A positive review of Jack Howard’s “My Lucky Day” album by InPress magazine.

Author: EJ Cartledge, InPress magazine.

Date: August 2007.

Original URL: (Not Available)


Article Text

A few familiar chords into opening track Let Me Live and one could be forgiven for thinking it’s Hunters & Collectors circa Human Frailty all over again. And this is no bad thing… if the rest of trumpeter extraordinaire Jack Howard’s third full solo release tilted its hat to retrospective sentiment then swags of the remaining faithful would feel satisfied. But this is no indulgent wander down memory lane, no pub-rock training run. Rather, My Lucky Day (and the accompanying six-track EP Don’t Fade Away) is a superb, assured and contemporary collection of blissful pop, bluesy rock, Latin-tinged shuffles and poignant, melancholic sketches. Sure, the instrumentation and atmospherics provide a point of difference to Howard’s old gang, particularly with the inclusion of Ed Bates on pedal steel, but that’s a great disservice to Howard, whose songwriting must now rank beside those with far mightier compositional reputations.

Beautifully produced, My Lucky Day alternately soothes and skips along, coloured with sweet harmonies and, naturally, brass flourishes – Howard on trumpet, Russell Davis on French horn and David Mowat on trombone.

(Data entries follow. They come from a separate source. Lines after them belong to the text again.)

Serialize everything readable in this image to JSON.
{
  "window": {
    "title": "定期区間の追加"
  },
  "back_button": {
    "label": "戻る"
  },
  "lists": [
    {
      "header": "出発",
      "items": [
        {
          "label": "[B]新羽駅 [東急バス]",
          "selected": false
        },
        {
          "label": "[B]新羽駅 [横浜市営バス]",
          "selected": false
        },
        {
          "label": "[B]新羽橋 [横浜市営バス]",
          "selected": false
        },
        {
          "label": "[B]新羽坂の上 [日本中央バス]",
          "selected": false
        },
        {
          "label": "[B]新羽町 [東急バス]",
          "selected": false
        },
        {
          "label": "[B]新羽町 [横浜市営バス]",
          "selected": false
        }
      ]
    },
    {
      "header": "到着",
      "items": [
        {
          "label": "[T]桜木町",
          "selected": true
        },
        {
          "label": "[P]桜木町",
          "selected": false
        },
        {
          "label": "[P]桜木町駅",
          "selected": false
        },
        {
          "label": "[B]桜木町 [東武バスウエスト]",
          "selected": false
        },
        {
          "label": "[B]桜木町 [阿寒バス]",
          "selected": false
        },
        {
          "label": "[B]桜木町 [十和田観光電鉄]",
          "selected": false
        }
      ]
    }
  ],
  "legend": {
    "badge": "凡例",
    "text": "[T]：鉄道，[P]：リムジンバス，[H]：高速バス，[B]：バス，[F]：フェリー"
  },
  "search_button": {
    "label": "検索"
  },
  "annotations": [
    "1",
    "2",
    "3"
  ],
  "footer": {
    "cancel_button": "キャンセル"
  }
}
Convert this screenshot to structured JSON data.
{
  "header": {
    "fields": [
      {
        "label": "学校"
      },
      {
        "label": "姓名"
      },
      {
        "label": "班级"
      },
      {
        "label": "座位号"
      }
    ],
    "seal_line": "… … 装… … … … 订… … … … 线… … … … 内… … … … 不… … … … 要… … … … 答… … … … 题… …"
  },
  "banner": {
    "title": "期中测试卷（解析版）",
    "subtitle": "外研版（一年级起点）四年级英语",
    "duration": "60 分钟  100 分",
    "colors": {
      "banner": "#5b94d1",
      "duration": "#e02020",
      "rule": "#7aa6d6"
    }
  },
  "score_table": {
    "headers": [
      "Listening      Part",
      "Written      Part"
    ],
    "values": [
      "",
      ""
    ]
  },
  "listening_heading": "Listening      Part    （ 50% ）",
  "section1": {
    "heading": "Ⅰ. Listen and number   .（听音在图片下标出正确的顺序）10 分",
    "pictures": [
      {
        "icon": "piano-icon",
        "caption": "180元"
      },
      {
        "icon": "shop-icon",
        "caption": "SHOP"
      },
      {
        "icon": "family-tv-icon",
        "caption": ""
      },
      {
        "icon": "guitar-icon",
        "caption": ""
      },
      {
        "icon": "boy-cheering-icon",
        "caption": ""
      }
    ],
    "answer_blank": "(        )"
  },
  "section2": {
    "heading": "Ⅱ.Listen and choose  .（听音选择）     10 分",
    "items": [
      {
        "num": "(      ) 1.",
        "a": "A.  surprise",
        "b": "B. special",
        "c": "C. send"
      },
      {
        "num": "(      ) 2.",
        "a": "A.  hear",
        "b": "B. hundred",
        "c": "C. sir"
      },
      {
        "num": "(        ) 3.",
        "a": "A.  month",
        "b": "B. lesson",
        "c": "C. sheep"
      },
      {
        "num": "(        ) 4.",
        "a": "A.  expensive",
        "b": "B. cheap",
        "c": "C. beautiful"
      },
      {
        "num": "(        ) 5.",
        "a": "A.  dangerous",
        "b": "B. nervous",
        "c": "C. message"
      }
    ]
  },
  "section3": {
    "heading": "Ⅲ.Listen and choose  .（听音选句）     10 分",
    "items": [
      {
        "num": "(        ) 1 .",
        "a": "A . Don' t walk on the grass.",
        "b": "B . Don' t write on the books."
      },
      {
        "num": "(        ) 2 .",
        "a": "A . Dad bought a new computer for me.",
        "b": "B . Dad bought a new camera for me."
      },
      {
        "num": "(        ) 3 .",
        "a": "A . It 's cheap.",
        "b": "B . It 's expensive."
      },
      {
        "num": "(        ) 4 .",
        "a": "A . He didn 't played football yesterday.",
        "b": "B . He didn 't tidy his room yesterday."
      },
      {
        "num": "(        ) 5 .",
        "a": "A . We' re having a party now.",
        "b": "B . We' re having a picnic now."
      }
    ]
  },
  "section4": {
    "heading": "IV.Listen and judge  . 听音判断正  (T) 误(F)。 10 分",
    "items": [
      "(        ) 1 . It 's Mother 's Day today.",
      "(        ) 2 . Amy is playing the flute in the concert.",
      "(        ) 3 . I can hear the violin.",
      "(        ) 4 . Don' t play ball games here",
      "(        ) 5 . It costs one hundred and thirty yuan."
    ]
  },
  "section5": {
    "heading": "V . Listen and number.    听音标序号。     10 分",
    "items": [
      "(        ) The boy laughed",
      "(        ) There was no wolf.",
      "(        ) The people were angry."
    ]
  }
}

On a remarkably consistent album, two tracks above all else testify to the delights contained within. The first, Will You Wait, seems simple enough at first, a gentle lovers’ ode over picked notes and pedal sweeps, but is then effortlessly transformed by gorgeous harmonies and chord progressions from heaven, not to mention a patented Howard trumpet pattern. The second, Sailing Home, is far and away the record’s standout piece. Over a hypnotic guitar run and mesmerising, mournful brass (“trumpet doubled with a trumpet detuned down the octave” says Jack), the song is a timeless on-the-road tale of return and lament: Further on to Corangamite and Wendouree / Ghosts everywhere in the roadside stops / And the cattle yards / Oh I’m sailing home to you…

Interestingly, the bonus EP with Howard accompanied only by guitarist John Berto manages to compliment the fully-backed preceding album and yet provide its own intimate rewards. Percussion-free and loose-limbed, the material is quieter, darker and utterly beguiling, with the haunting and powerful Restlessness a particular highlight. Howard sparked the critics’ interest with 2004’s Let’s Fall In Love. One would hope My Lucky Day will find a wider audience as this is one of the great unexpected pleasures of the year.